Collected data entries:
┏━━
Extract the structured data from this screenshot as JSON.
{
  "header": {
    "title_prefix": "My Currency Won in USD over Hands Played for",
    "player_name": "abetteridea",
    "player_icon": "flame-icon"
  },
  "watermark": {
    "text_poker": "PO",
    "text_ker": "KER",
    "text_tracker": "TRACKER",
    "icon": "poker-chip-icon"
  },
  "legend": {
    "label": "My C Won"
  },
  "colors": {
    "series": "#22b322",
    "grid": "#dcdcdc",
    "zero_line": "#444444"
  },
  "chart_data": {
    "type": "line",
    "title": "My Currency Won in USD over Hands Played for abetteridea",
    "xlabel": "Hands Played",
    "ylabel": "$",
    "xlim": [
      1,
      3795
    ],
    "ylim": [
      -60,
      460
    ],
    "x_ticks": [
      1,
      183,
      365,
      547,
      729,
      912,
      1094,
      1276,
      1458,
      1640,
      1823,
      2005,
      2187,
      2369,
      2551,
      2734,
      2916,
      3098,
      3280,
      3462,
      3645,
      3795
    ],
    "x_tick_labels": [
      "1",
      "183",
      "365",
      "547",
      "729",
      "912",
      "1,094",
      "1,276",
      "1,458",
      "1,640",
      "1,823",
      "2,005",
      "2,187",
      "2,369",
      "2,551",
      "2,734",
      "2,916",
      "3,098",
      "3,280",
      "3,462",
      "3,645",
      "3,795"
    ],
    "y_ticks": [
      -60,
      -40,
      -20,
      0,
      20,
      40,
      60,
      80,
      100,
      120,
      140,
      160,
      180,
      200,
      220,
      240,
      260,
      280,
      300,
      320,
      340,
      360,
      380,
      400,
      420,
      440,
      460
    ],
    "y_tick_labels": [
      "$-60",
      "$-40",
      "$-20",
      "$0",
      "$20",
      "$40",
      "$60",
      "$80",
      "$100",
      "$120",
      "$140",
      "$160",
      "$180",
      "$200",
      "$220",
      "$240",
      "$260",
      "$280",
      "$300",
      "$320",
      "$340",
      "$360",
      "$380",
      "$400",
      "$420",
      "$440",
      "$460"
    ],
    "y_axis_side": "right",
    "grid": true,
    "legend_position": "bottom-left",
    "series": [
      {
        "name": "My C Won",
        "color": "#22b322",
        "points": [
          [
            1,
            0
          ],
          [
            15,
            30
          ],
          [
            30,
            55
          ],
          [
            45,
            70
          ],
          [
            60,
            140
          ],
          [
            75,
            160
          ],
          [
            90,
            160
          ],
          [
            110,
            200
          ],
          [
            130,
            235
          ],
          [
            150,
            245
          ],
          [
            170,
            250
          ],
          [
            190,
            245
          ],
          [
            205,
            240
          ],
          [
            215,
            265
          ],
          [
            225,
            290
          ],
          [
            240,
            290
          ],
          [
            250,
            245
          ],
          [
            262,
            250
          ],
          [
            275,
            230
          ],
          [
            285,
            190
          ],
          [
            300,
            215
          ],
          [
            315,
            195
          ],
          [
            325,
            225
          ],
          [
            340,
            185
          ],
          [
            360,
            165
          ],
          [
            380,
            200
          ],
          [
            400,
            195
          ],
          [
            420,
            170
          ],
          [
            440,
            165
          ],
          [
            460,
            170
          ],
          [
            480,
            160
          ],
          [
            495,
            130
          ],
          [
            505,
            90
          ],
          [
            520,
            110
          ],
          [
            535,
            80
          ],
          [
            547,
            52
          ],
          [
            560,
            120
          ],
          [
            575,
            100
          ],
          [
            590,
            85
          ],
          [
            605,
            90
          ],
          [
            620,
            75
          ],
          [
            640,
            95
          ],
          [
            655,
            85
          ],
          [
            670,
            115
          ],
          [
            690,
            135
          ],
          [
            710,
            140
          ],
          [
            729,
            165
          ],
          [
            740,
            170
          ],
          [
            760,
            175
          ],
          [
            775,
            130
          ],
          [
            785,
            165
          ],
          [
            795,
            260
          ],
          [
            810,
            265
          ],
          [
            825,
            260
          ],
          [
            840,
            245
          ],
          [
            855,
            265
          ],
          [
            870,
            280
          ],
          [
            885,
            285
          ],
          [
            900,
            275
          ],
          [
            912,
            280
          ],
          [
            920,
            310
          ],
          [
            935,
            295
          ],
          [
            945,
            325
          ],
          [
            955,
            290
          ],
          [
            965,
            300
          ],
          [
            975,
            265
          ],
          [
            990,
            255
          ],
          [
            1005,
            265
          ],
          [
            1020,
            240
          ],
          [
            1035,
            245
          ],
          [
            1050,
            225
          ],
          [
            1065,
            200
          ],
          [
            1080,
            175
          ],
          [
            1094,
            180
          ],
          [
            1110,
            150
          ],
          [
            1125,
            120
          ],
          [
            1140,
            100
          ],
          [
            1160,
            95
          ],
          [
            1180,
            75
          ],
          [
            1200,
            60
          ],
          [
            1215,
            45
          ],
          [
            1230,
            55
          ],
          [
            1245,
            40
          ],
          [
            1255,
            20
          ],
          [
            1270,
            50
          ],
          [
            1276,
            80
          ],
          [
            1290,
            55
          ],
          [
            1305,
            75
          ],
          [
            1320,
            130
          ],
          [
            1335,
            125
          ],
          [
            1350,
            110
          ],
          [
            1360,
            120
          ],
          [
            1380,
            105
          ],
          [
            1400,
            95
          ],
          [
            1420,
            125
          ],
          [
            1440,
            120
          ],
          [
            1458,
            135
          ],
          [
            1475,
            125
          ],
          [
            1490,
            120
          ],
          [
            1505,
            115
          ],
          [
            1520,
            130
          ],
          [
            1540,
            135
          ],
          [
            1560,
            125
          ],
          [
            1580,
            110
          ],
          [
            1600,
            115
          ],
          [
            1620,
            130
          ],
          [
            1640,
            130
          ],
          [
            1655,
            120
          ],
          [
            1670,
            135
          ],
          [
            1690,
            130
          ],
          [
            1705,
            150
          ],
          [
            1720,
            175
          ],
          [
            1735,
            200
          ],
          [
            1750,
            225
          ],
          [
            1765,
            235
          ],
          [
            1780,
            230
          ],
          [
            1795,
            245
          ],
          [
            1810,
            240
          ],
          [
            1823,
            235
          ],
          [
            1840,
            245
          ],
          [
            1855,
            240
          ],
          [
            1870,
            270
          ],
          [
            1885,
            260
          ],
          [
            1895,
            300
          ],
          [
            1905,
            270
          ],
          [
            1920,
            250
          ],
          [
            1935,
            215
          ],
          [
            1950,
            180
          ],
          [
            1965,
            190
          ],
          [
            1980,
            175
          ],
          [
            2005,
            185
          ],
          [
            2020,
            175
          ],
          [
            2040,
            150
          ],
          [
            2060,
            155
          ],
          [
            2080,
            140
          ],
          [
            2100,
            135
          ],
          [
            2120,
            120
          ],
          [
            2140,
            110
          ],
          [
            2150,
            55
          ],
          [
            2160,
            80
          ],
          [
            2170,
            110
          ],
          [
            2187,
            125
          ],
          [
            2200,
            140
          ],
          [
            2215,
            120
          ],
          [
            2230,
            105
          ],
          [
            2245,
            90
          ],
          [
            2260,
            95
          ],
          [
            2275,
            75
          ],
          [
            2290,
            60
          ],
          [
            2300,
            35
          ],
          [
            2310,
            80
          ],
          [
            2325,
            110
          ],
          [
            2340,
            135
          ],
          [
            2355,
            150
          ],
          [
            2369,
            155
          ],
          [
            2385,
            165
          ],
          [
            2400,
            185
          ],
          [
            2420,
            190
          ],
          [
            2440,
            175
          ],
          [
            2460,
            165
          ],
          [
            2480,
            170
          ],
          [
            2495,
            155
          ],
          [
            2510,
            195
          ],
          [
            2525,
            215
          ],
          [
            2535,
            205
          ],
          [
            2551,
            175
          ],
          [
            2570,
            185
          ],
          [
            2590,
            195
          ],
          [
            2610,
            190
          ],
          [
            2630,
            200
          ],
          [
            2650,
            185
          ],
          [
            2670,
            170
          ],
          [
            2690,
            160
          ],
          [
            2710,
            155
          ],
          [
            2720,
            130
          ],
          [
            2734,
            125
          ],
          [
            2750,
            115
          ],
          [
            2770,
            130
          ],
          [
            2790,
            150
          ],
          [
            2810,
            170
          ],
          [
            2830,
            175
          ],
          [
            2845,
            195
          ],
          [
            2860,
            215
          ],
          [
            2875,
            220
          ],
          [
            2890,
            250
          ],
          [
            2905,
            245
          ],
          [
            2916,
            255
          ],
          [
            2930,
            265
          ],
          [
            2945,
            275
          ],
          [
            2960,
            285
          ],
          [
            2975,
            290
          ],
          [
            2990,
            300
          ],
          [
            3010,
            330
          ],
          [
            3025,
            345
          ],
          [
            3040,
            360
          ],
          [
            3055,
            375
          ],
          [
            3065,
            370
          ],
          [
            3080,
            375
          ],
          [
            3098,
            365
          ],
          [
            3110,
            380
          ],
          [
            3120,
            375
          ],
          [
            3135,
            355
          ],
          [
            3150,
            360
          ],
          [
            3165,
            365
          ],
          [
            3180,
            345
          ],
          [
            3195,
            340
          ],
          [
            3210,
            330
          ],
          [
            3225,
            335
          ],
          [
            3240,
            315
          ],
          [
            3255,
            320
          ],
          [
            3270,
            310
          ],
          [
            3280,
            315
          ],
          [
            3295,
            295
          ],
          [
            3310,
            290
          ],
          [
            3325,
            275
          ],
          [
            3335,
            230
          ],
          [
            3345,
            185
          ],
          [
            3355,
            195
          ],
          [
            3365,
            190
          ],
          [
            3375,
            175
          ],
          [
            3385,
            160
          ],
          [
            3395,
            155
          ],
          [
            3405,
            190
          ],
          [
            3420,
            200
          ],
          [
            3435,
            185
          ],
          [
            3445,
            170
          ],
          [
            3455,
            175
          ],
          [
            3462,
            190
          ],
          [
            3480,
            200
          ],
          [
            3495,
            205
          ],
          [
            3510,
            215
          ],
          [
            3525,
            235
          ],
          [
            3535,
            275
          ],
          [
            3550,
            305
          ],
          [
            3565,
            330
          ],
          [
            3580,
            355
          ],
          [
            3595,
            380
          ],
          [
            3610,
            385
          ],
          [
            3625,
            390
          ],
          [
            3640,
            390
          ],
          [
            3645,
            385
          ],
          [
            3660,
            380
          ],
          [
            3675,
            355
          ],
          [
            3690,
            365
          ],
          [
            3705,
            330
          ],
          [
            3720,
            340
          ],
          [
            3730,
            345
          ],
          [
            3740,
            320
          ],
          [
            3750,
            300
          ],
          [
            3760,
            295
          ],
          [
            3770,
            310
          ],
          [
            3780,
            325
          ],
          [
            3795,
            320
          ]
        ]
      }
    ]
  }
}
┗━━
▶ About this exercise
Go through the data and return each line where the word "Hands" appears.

▶ Answer for the task
    "title_prefix": "My Currency Won in USD over Hands Played for",
    "title": "My Currency Won in USD over Hands Played for abetteridea",
    "xlabel": "Hands Played",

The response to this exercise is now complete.